The STEREO mission is the third in the line of Solar-Terrestrial Probes (STP) and is a strategic element of the Sun-Earth Connections Roadmap. STEREO is designed to view the three-dimensional (3D) and temporally varying heliosphere by means of an unprecedented combination of imaging and in situ experiments mounted on virtually identical spacecraft flanking the Earth in its orbit.

The primary goal of the STEREO mission is to advance the understanding of the three-dimensional structure of the Sun's corona, especially regarding the origin of coronal mass ejections (CMEs), their evolution in the interplanetary medium, and the dynamic coupling between CMEs and the Earth environment. CMEs are the most energetic eruptions on the Sun, are the primary cause of major geomagnetic storms, and are believed to be responsible for the largest solar energetic particle events.

The two spacecraft will be launched together and will use a gravity assist from the moon to slingshot the spacecraft into a heliocentric orbit. The first to enter heliocentric orbit will be the Ahead (STEREO-A) spacecraft and then two weeks later the Behind (STEREO-B) spacecraft. The two spacecraft drift away from Earth at an average rate of about 22.5 degrees per year. After the two year nominal operations phase the spacecraft will be about 90 degrees apart, each about 45 degrees from Earth. STEREO-A will drift ahead of Earth and STEREO-B behind. In order to accomplish this drift, STEREO-A will be traveling faster than Earth around the Sun and so must have an orbit slightly closer to the Sun than Earth's. Similarly, the STEREO-B must be traveling slower than Earth and must have an orbit slightly further than Earth. The orbits are shown in the Java tool along with the planets and the orbit of the sun-grazing comets in the Kreutz group.
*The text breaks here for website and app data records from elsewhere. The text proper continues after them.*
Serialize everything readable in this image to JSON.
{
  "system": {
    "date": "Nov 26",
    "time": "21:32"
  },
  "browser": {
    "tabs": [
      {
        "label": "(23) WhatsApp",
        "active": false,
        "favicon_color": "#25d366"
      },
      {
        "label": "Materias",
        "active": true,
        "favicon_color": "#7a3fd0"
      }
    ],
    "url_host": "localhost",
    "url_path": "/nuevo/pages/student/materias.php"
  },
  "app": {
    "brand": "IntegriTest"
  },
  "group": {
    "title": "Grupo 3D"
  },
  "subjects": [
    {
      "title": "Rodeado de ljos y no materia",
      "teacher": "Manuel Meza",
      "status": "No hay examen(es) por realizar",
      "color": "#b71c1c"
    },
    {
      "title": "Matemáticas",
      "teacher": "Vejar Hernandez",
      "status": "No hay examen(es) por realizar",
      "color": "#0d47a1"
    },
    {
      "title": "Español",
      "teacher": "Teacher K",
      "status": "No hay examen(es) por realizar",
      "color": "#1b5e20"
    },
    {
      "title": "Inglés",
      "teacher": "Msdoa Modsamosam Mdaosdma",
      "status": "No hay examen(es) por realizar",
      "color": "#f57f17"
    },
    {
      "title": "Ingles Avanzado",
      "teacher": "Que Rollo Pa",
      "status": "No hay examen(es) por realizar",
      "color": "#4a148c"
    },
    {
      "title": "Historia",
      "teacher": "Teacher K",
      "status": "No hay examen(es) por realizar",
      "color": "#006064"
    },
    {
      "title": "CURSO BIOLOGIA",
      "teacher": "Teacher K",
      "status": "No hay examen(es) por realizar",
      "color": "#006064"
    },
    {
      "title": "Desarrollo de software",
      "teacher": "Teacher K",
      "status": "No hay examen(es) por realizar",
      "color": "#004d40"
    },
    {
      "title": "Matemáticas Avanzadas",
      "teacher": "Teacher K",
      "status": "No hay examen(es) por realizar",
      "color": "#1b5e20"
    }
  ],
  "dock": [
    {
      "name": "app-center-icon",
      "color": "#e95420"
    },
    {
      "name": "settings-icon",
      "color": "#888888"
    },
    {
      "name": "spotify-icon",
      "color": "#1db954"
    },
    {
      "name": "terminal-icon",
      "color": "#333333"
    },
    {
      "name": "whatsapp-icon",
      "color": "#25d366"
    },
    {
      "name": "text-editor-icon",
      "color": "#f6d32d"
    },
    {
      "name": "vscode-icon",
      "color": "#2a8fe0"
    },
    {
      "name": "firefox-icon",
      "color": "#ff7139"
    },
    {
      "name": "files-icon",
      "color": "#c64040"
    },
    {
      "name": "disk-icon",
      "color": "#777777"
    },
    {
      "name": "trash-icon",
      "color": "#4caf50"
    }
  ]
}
It is now since STEREO launch at 8:52pm EDT Oct 25, 2006 from Kennedy Space Center in Florida atop a Delta II rocket.